Same with life. Somewhere, somehow, we got the impression that because we are Americans life will be pain free. As Christians we take that one step further, believing that because we have God on our side we are even more immunized from hurt. If it makes you say “ouch” we quickly search for an escape. We assume we should be able to get away because, surely, that’s not what God has for us. We “claim” the Bible verses that speak to God’s protection as our shields against enduring hardships. We ignore the verses that promise things like, “we will be persecuted” (John 15:18-21) or you, “will have trouble” (John 16:33). Even the oft-quoted 23rd Psalm mentions going through the “valley of the shadow of death.”

What we miss is that the promise is that God is with us through the hurt. It is not that life will be pain-free. The promise is that He will never leave us, nor forsake us. (Hebrews 13:5) That He will be with us as we walk through that dark, dark valley. (Psalm 23:4) The promise is that we have no reason to fear because we know God is in control.

I'll be honest.  I want my life to be pain-free.

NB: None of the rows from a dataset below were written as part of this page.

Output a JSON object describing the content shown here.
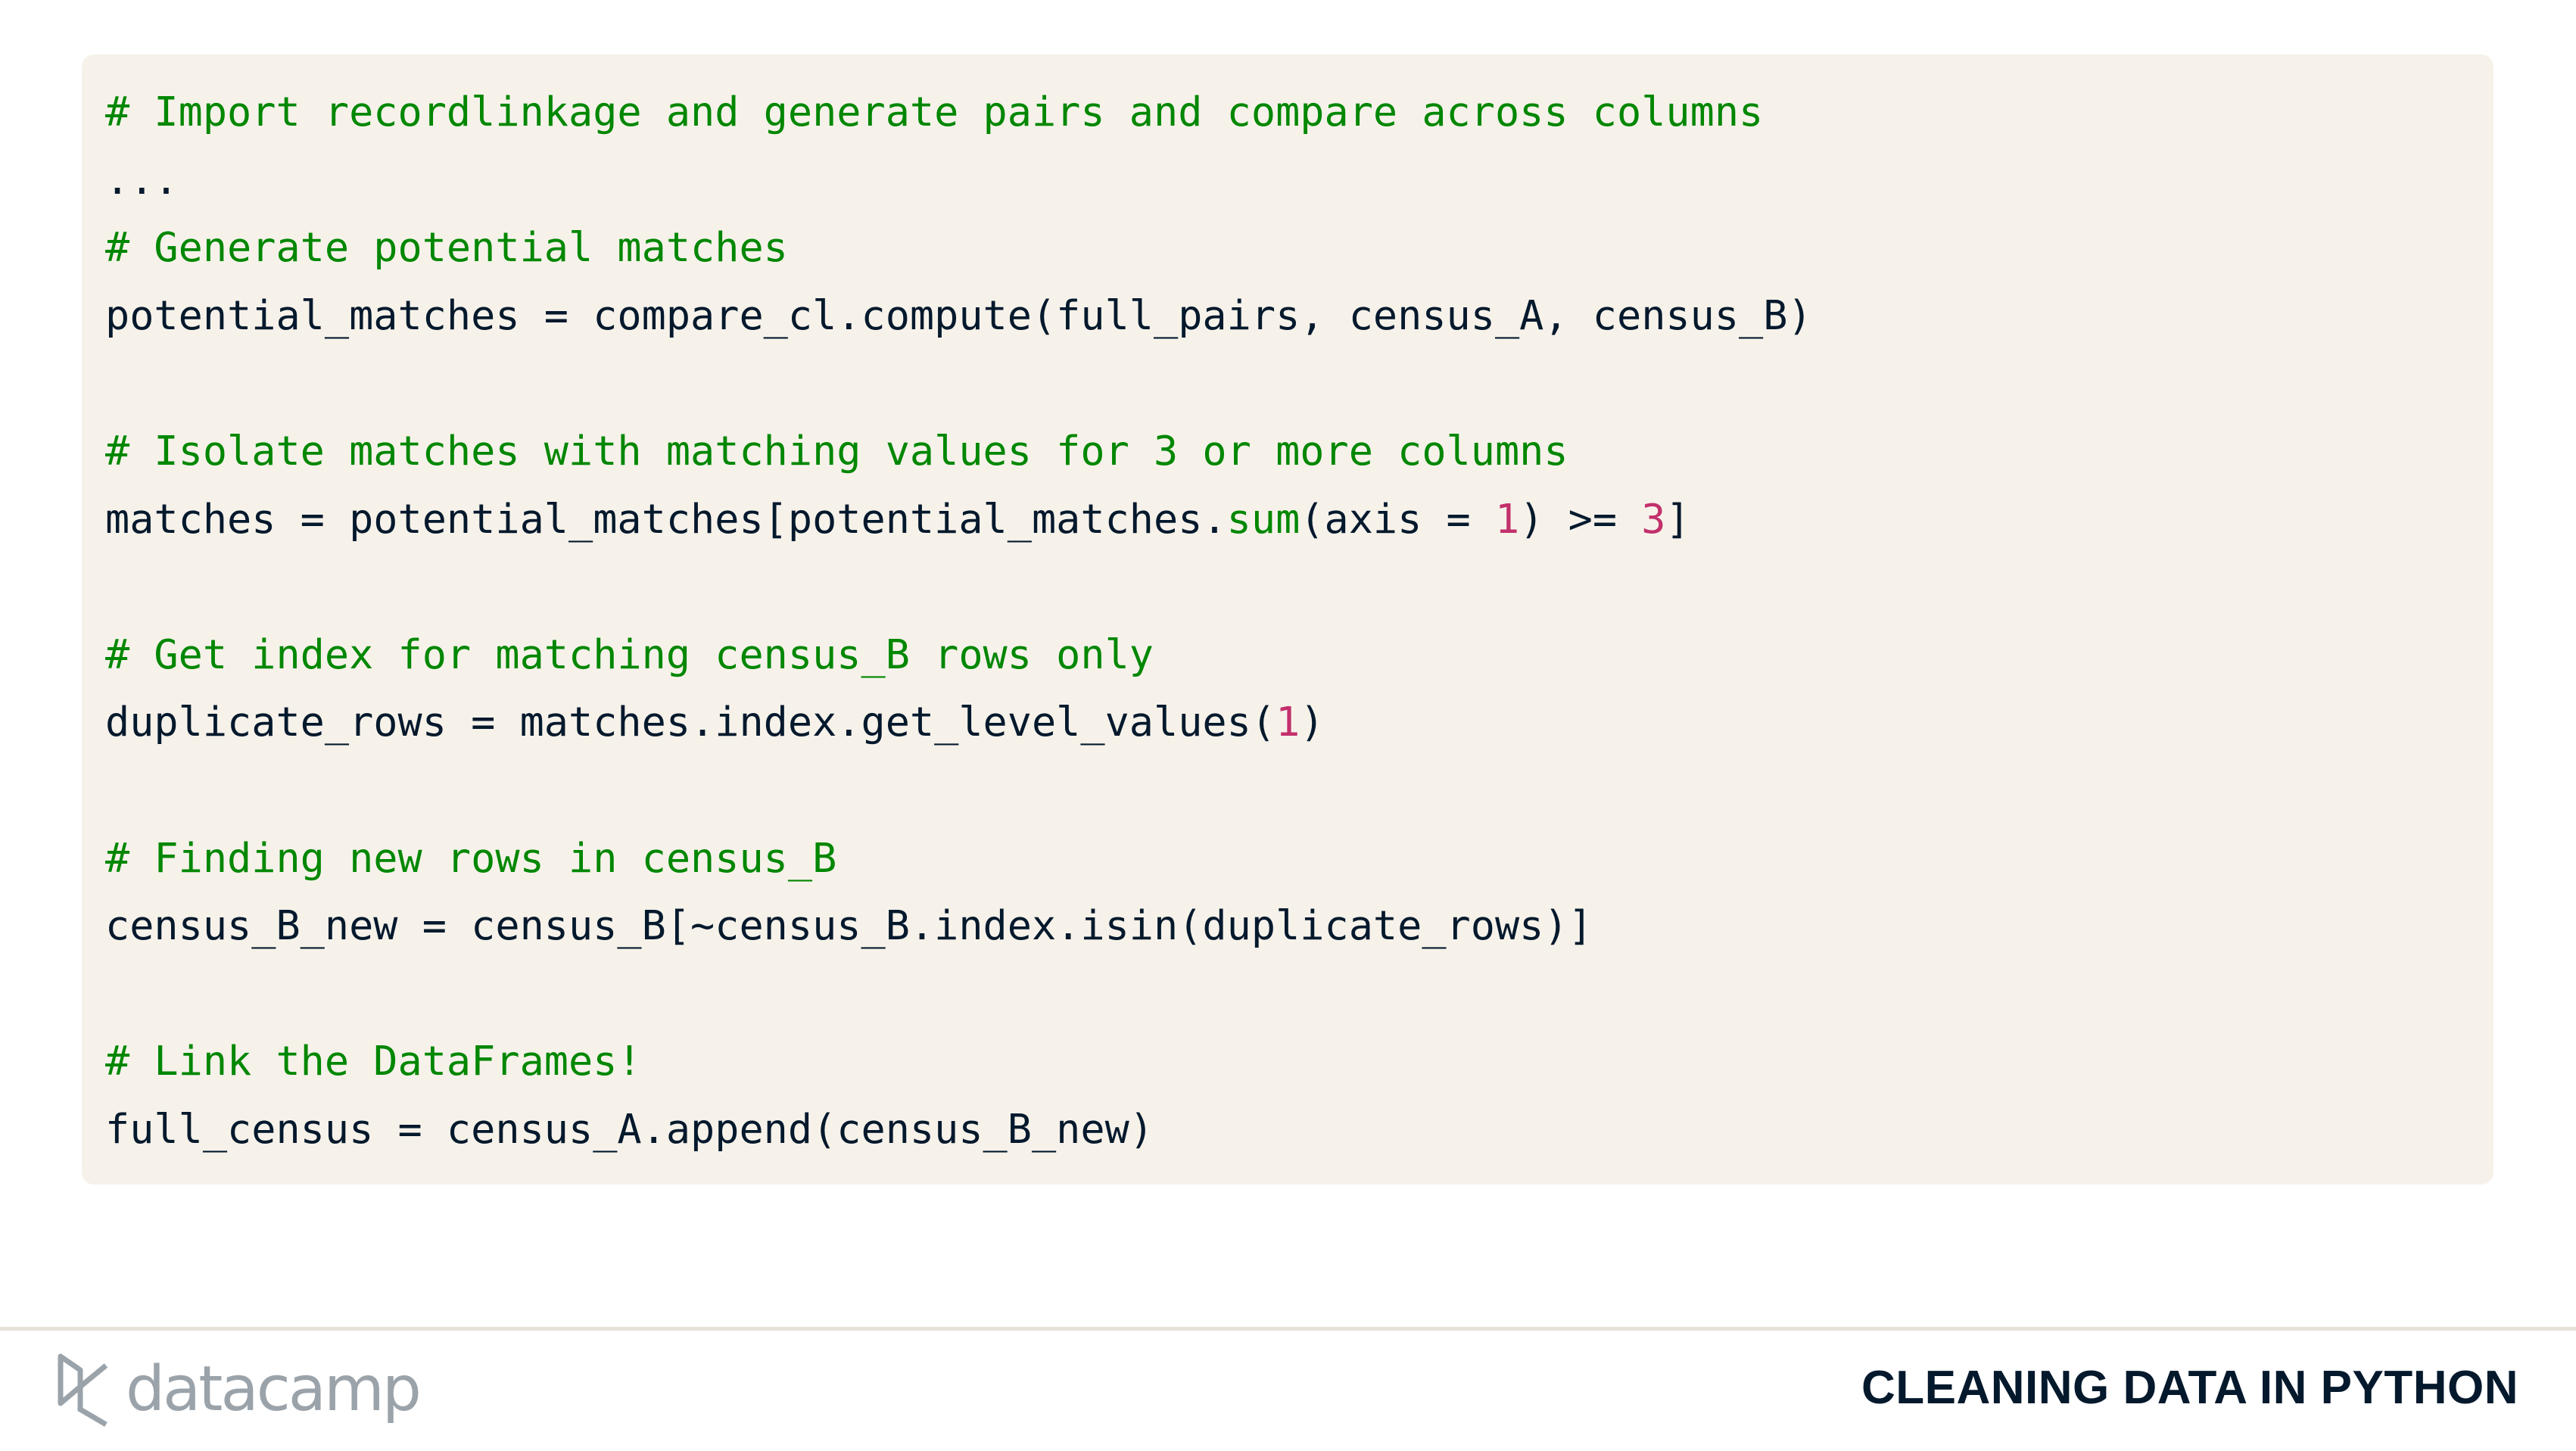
{
  "code": {
    "lines": [
      [
        {
          "t": "comment",
          "v": "# Import recordlinkage and generate pairs and compare across columns"
        }
      ],
      [
        {
          "t": "plain",
          "v": "..."
        }
      ],
      [
        {
          "t": "comment",
          "v": "# Generate potential matches"
        }
      ],
      [
        {
          "t": "plain",
          "v": "potential_matches = compare_cl.compute(full_pairs, census_A, census_B)"
        }
      ],
      [],
      [
        {
          "t": "comment",
          "v": "# Isolate matches with matching values for 3 or more columns"
        }
      ],
      [
        {
          "t": "plain",
          "v": "matches = potential_matches[potential_matches."
        },
        {
          "t": "func",
          "v": "sum"
        },
        {
          "t": "plain",
          "v": "(axis = "
        },
        {
          "t": "num",
          "v": "1"
        },
        {
          "t": "plain",
          "v": ") >= "
        },
        {
          "t": "num",
          "v": "3"
        },
        {
          "t": "plain",
          "v": "]"
        }
      ],
      [],
      [
        {
          "t": "comment",
          "v": "# Get index for matching census_B rows only"
        }
      ],
      [
        {
          "t": "plain",
          "v": "duplicate_rows = matches.index.get_level_values("
        },
        {
          "t": "num",
          "v": "1"
        },
        {
          "t": "plain",
          "v": ")"
        }
      ],
      [],
      [
        {
          "t": "comment",
          "v": "# Finding new rows in census_B"
        }
      ],
      [
        {
          "t": "plain",
          "v": "census_B_new = census_B[~census_B.index.isin(duplicate_rows)]"
        }
      ],
      [],
      [
        {
          "t": "comment",
          "v": "# Link the DataFrames!"
        }
      ],
      [
        {
          "t": "plain",
          "v": "full_census = census_A.append(census_B_new)"
        }
      ]
    ]
  },
  "footer": {
    "logo_text": "datacamp",
    "course_title": "CLEANING DATA IN PYTHON"
  },
  "colors": {
    "comment": "#008700",
    "number": "#C2306C",
    "text": "#05192D",
    "code_bg": "#F6F2EA"
  }
}
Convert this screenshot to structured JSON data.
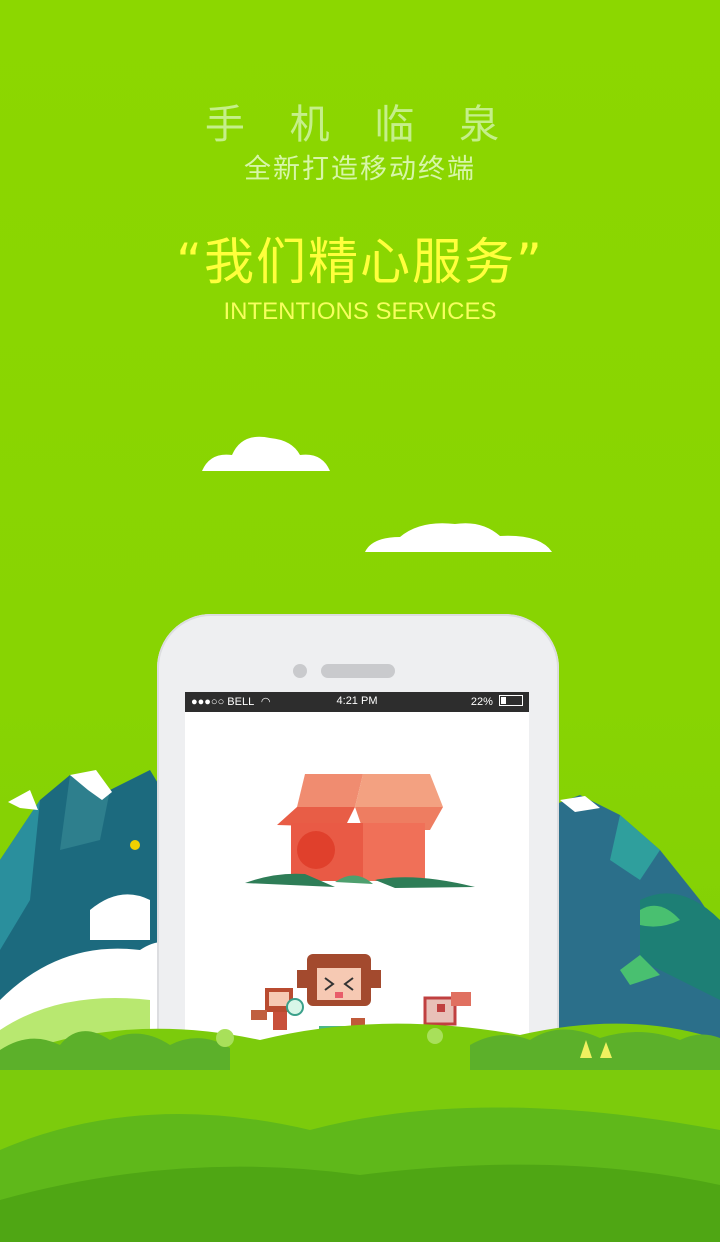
{
  "header": {
    "title": "手 机 临 泉",
    "subtitle": "全新打造移动终端",
    "slogan": "“我们精心服务”",
    "slogan_en": "INTENTIONS SERVICES"
  },
  "phone_status": {
    "carrier": "●●●○○ BELL",
    "time": "4:21 PM",
    "battery": "22%"
  },
  "colors": {
    "background": "#8ad600",
    "slogan": "#ffff3c",
    "title": "#c5ef8a",
    "box": "#ee6a50"
  }
}
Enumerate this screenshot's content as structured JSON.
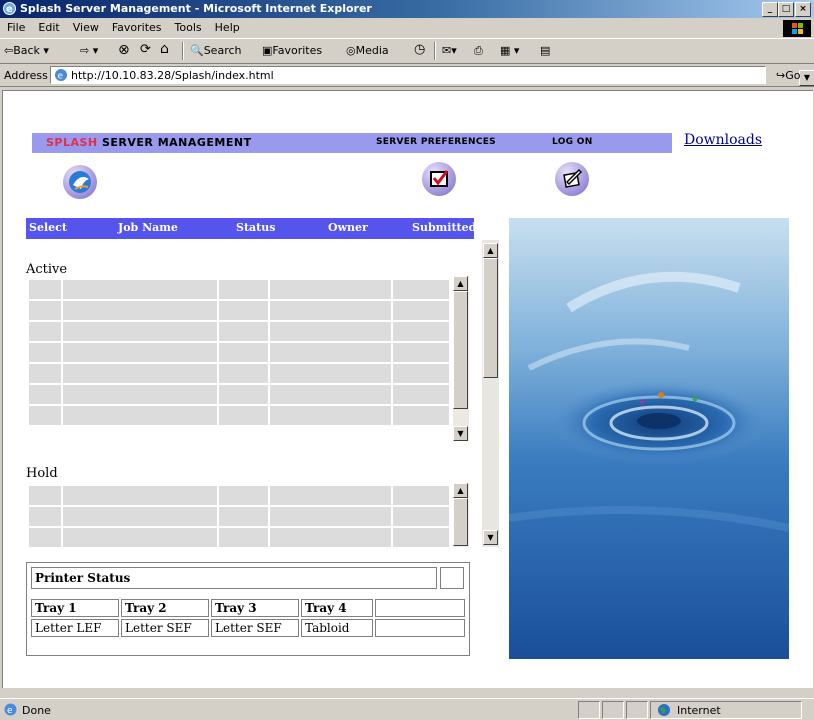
{
  "window": {
    "title": "Splash Server Management - Microsoft Internet Explorer"
  },
  "menu": [
    "File",
    "Edit",
    "View",
    "Favorites",
    "Tools",
    "Help"
  ],
  "toolbar": {
    "back": "Back",
    "search": "Search",
    "favorites": "Favorites",
    "media": "Media"
  },
  "address": {
    "label": "Address",
    "url": "http://10.10.83.28/Splash/index.html",
    "go": "Go"
  },
  "app": {
    "brand_red": "SPLASH",
    "brand_rest": " SERVER MANAGEMENT",
    "nav": {
      "preferences": "SERVER PREFERENCES",
      "logon": "LOG ON"
    },
    "downloads": "Downloads"
  },
  "job_table": {
    "columns": [
      "Select",
      "Job Name",
      "Status",
      "Owner",
      "Submitted"
    ],
    "sections": {
      "active": "Active",
      "hold": "Hold"
    }
  },
  "printer_status": {
    "title": "Printer Status",
    "trays": [
      {
        "name": "Tray 1",
        "paper": "Letter LEF"
      },
      {
        "name": "Tray 2",
        "paper": "Letter SEF"
      },
      {
        "name": "Tray 3",
        "paper": "Letter SEF"
      },
      {
        "name": "Tray 4",
        "paper": "Tabloid"
      }
    ]
  },
  "status_bar": {
    "text": "Done",
    "zone": "Internet"
  },
  "colors": {
    "nav_bar": "#9999ee",
    "table_header": "#5555ee",
    "brand_red": "#e0304a"
  }
}
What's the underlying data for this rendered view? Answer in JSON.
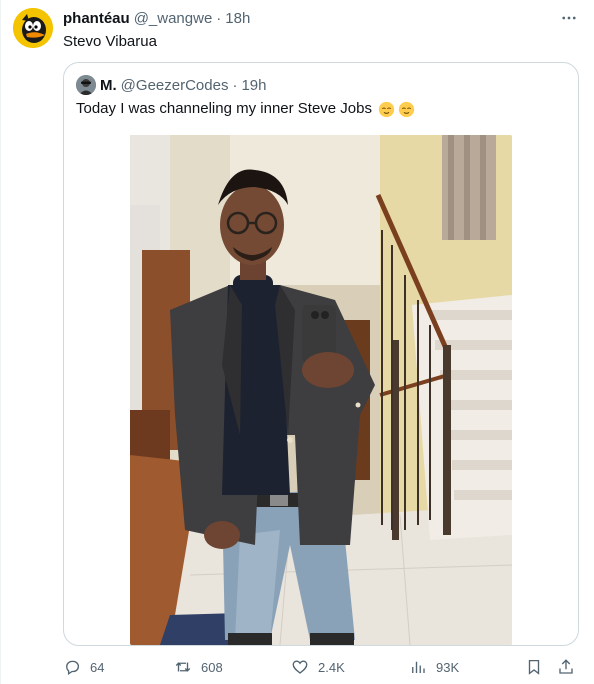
{
  "tweet": {
    "author_name": "phantéau",
    "author_handle": "@_wangwe",
    "separator": "·",
    "time": "18h",
    "text": "Stevo Vibarua"
  },
  "quote": {
    "author_name": "M.",
    "author_handle": "@GeezerCodes",
    "separator": "·",
    "time": "19h",
    "text": "Today I was channeling my inner Steve Jobs"
  },
  "actions": {
    "replies": "64",
    "reposts": "608",
    "likes": "2.4K",
    "views": "93K"
  },
  "icons": {
    "more": "more-horizontal-icon",
    "reply": "reply-icon",
    "repost": "repost-icon",
    "like": "heart-icon",
    "views": "views-chart-icon",
    "bookmark": "bookmark-icon",
    "share": "share-icon"
  },
  "colors": {
    "text": "#0f1419",
    "secondary": "#536471",
    "border": "#cfd9de",
    "avatar_bg": "#f4c400"
  }
}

Without annoyances.  No inconveniences. Where everything goes my way.  And since it's summertime, I'll say I'm tired of pulling weeds! both literally and proverbially.  *wink*

But Heather Creekmore is right—do I/we ignore the Bible verses that indicate we will have troubles in this life?  In fact, 1 Peter 4:12 says, "Dear friends, don't be surprised at the fiery trials you are going through, as if something strange were happening to you."  (That whole chapter gives excellent perspective and encouragement, by the way!)

But she is also right as she points out where our hope needs to lie: in God's promises (especially the ones in bold print above).  He will not leave us!  I love John 16:33—"In this world you will have trouble, but take heart for I have overcome the world!"  Our Savior, Jesus, cares for us—and He wins the battle in the end—and you can take heart in that! :)

(There's also the aspect that troubles and trials build character— halleluiah! our trials are not wasted!— and for that, I call God the Great Recycler!  But that's another post....)

Friday, June 19, 2015

When you just want to quit...

I don't necessarily agree with all the viewpoints presented in the Huffington Post... but I thought this post was particularly grace-filled!

When You Just Want to Quit Being A Mom

Don't give up, Mama.  It's gonna work out alright.  Do the next right thing, and trust Jesus...

"We are confident that God is able to orchestrate everything to work toward something good and beautiful when we love Him and accept His invitation to live according to His plan."
~Romans 8:28 (The Voice)